No one likes being scammed, and almost no one likes admitting that they have been the victim of a scam. Some people might want to keep it a secret if possible. If you notice any of these warning signs, you should attempt to have a candid conversation with your loved one and get them the help they need.

Large Unexplained Transactions
A periodic review of a senior’s bank or credit card statements can help you identify any suspicious transactions. Most bills stay relatively similar month to month, so keep an eye out for unusually large withdrawals that do not form an obvious pattern. If the statements show unpaid bills or a surprising lack of funds, this also indicates that money is being siphoned off in a different direction.

Talk of a New Online Friend
Seniors often do not have as many social opportunities as they once had, so fraudsters may attempt to befriend them and scam them over time. If you hear any discussion about an unknown individual giving lots of attention to your senior, inquire more and find out as much as possible about their relationship. In these situations, the scam victim is likely unaware that the person is taking advantage of them.

General Tips to Avoid Scams

You can teach your loved one many things to keep them from becoming victims of a scam.
Do not answer calls from unknown numbers or give out personal information online to strangers. An institution such as a bank or government will never call you out of the blue asking for personal information. Most people trying to get this information are fishing for the next target for their scam. Furthermore, if someone does claim to represent a particular institution, you can always hang up and call them back on an official number to confirm their legitimacy.
Only spend money online with legitimate businesses. Most business use intermediaries to conduct transactions, and these come with safeguards for your data and information. Steer clear of sketchy-looking websites that can save your card details for later use.
To prevent any unwanted contact from occurring in the first place, utilize the FTC’s National Do Not Call Registry. This will significantly reduce the number of telemarketers and scammers reaching out to a phone number.

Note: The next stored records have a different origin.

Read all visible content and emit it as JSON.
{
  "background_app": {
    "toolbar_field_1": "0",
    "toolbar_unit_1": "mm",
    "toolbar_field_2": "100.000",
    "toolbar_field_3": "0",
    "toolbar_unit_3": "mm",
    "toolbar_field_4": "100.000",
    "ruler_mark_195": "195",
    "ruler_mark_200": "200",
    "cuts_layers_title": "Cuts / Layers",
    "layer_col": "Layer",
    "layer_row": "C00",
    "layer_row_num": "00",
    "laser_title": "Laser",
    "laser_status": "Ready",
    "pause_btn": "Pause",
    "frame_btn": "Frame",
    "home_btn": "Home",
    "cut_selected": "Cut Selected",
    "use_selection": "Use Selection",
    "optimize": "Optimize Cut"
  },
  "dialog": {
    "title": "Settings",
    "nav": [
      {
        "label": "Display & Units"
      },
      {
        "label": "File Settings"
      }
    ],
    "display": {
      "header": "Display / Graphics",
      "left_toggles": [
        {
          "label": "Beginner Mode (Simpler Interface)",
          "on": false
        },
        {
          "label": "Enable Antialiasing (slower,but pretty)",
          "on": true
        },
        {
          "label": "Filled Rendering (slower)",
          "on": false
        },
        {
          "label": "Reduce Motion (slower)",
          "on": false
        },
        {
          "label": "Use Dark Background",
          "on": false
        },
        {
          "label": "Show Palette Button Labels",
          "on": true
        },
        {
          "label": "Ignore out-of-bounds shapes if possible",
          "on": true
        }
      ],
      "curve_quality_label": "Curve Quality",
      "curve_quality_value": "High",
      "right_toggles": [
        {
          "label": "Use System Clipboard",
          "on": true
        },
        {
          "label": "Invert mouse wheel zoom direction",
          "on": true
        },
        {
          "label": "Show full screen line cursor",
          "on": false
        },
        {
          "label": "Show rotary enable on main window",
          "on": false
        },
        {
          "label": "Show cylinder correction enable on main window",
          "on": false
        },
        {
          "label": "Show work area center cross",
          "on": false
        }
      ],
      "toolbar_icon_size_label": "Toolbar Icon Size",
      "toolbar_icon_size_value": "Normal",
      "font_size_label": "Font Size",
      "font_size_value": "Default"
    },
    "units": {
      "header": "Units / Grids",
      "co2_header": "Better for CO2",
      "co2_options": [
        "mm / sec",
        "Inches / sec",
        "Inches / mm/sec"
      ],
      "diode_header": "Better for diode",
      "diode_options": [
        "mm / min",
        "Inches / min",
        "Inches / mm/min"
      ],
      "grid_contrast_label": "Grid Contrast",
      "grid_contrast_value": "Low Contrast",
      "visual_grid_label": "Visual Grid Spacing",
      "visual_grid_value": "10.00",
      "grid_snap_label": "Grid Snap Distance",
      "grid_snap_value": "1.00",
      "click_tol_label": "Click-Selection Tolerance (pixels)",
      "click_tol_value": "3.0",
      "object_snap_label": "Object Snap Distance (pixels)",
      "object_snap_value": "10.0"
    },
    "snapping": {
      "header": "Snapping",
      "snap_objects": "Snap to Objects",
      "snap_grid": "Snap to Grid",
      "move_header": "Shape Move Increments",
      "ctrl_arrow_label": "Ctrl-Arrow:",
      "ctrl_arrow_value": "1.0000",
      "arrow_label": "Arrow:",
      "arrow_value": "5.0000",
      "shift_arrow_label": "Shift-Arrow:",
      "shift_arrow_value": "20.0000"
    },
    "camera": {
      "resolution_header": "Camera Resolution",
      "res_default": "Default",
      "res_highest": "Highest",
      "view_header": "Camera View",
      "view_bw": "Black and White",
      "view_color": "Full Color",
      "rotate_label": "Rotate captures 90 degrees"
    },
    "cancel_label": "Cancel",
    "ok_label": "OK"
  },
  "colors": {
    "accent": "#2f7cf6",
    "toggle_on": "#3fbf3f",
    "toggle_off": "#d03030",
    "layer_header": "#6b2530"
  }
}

Most Common Types of Senior Scams

Generally, not answering or engaging in conversations with unknown numbers is enough to prevent scams. But you should also inform your loved one about the scams that most commonly occur for easy identification.

  • Tech Support scams claiming to have found a virus
  • Government assistance scams threatening arrest
  • Scams claiming that you have won a contest or sweepstakes, especially if you do not recall entering any
  • Investment scams that claim extremely high returns.

What To Do If You Become a Victim of Fraud: The shame and feelings of grief when you realize you have been scammed can be enormous. Luckily, proper prevention techniques and information can stop most scams in their tracks.

If you are a family member who is concerned that your senior loved one may be vulnerable to nefarious fraud, be sure to talk to them often about these warning signs.

A Banyan Residence is a memory care and assisted living facility in Venice, Florida. We provide quality care and are dedicated to the health and safety of our residents.